RECORDS SHOWN:
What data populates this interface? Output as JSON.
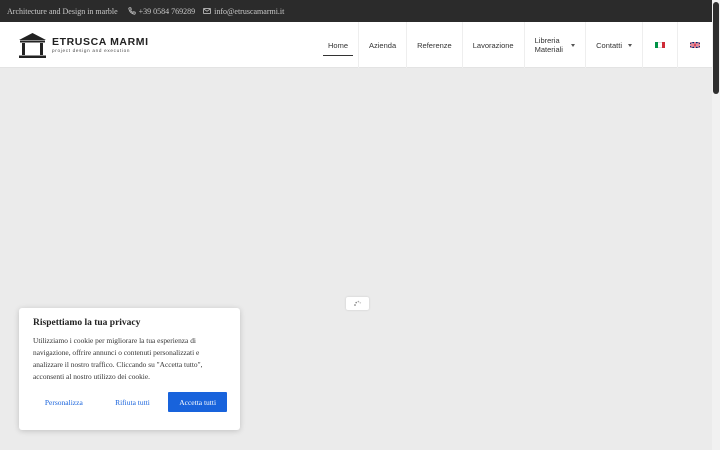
{
  "topbar": {
    "tagline": "Architecture and Design in marble",
    "phone": "+39 0584 769289",
    "email": "info@etruscamarmi.it",
    "icons": [
      "phone-icon",
      "mail-icon"
    ]
  },
  "logo": {
    "title": "ETRUSCA MARMI",
    "subtitle": "project design and execution"
  },
  "nav": {
    "items": [
      {
        "label": "Home",
        "active": true
      },
      {
        "label": "Azienda"
      },
      {
        "label": "Referenze"
      },
      {
        "label": "Lavorazione"
      },
      {
        "label": "Libreria Materiali",
        "dropdown": true
      },
      {
        "label": "Contatti",
        "dropdown": true
      }
    ],
    "languages": [
      "flag-it-icon",
      "flag-uk-icon"
    ]
  },
  "cookie": {
    "title": "Rispettiamo la tua privacy",
    "text": "Utilizziamo i cookie per migliorare la tua esperienza di navigazione, offrire annunci o contenuti personalizzati e analizzare il nostro traffico. Cliccando su \"Accetta tutto\", acconsenti al nostro utilizzo dei cookie.",
    "customize_label": "Personalizza",
    "reject_label": "Rifiuta tutti",
    "accept_label": "Accetta tutti"
  },
  "colors": {
    "topbar_bg": "#2b2b2b",
    "accent": "#1863dc",
    "page_bg": "#ebebeb"
  }
}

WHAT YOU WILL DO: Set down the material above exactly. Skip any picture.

RESPONSE:
What data populates this interface? Output as JSON.
{
  "topbar": {
    "tagline": "Architecture and Design in marble",
    "phone": "+39 0584 769289",
    "email": "info@etruscamarmi.it",
    "icons": [
      "phone-icon",
      "mail-icon"
    ]
  },
  "logo": {
    "title": "ETRUSCA MARMI",
    "subtitle": "project design and execution"
  },
  "nav": {
    "items": [
      {
        "label": "Home",
        "active": true
      },
      {
        "label": "Azienda"
      },
      {
        "label": "Referenze"
      },
      {
        "label": "Lavorazione"
      },
      {
        "label": "Libreria Materiali",
        "dropdown": true
      },
      {
        "label": "Contatti",
        "dropdown": true
      }
    ],
    "languages": [
      "flag-it-icon",
      "flag-uk-icon"
    ]
  },
  "cookie": {
    "title": "Rispettiamo la tua privacy",
    "text": "Utilizziamo i cookie per migliorare la tua esperienza di navigazione, offrire annunci o contenuti personalizzati e analizzare il nostro traffico. Cliccando su \"Accetta tutto\", acconsenti al nostro utilizzo dei cookie.",
    "customize_label": "Personalizza",
    "reject_label": "Rifiuta tutti",
    "accept_label": "Accetta tutti"
  },
  "colors": {
    "topbar_bg": "#2b2b2b",
    "accent": "#1863dc",
    "page_bg": "#ebebeb"
  }
}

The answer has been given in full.